Oregon Supreme Court heard arguments at 9:00 this morning (assuming that the snowfall didn't disrupt the schedule).
On review, the issue is:
Did the Court of Appeals err in concluding that the "Arts Tax" is not a poll or head tax under Article IX, section 1a, of the Oregon Constitution?
Previous rulings declared that the "Arts Tax" is not an unconstitutional head tax because there are limited exceptions: if a person doesn't make $1000 per year, that person does not have to pay. Nor does one have to pay if he or she is under 18, or if his or her income is from a pension derived as a retired public employee.
The rulings ignore the fact that, prior to the head tax being banned in the state Constitution, head taxes included limited exceptions; in the pre-1910 era here, all people other than males between the ages of 21 and 50 were exempt from requirements to pay the head tax - and this was banned in the Constitutional amendment that disallowed head taxes in the state.
Up next, in all probability: the Fishing Tax. Heck, since they figure that they can tax you to support "Arts" that don't interest you, why not tax you to support other hobbies that don't interest you? In the Fishing Tax, some 65-70% of the money would be used to teach children fly-tying, fly-fishing, proper handling, etc., and would also support the purchase of fishing licenses for the underprivileged. 10% of revenue generated would be needed for administration, as is currently the case with their "Arts Tax", and the remaining funds could be allocated to deserving groups such as Northwest Steelheaders and the Columbia River gillnetters.

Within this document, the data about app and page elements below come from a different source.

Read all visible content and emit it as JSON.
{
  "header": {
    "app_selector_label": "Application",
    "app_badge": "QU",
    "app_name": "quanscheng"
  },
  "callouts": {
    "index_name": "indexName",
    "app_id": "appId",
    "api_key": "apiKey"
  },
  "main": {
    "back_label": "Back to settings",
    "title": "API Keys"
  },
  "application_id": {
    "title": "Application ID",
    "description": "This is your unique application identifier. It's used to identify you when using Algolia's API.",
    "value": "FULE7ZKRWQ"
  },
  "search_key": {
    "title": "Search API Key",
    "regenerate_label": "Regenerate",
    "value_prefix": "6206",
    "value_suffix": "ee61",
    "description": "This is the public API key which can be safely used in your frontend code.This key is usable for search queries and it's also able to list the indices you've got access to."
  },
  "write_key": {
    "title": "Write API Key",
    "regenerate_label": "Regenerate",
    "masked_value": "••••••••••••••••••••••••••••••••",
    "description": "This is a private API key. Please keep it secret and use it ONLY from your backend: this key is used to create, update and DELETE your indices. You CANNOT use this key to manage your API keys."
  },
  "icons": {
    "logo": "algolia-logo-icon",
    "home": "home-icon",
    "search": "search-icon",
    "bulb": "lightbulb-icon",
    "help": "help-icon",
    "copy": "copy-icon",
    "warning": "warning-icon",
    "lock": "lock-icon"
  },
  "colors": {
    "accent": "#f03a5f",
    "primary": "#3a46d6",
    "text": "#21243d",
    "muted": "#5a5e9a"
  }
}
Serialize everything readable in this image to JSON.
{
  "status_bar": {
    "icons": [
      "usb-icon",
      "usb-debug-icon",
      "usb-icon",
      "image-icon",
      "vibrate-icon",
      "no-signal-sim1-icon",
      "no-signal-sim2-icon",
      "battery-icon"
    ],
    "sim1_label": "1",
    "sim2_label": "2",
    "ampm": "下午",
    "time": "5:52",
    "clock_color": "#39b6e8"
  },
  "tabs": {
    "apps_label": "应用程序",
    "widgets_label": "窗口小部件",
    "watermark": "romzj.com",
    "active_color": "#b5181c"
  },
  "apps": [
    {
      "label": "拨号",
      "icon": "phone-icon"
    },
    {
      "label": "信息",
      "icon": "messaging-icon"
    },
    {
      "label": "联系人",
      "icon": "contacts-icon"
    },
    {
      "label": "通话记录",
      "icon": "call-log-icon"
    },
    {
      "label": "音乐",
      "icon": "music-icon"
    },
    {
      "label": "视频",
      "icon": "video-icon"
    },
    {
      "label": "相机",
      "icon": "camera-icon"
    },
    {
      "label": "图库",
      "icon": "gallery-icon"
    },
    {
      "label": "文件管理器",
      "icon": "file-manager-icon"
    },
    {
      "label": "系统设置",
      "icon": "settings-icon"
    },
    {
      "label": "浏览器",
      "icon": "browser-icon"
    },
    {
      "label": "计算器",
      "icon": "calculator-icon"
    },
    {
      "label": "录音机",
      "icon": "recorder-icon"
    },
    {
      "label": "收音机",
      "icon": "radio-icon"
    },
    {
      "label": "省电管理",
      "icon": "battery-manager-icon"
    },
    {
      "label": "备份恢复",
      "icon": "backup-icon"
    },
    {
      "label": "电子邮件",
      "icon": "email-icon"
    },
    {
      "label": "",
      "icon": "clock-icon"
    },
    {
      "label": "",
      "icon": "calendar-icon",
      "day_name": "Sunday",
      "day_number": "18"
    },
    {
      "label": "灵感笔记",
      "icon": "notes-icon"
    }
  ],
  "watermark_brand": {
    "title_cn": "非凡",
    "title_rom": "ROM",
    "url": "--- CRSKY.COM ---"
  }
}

That's exactly the way the "Arts Tax" monies are allocated: 65-70% goes to teach kids how to make "suncatchers" and other cool but useless stuff, 10% goes to administration, and the rest goes to the Regional Arts Council, which provides funding for projects such as the pile of rusted metal on the east end of the Hawthorne Bridge, as well as to impoverished arts programs such as Oregon Symphony and Oregon Ballet. And you know how often you visit those venues.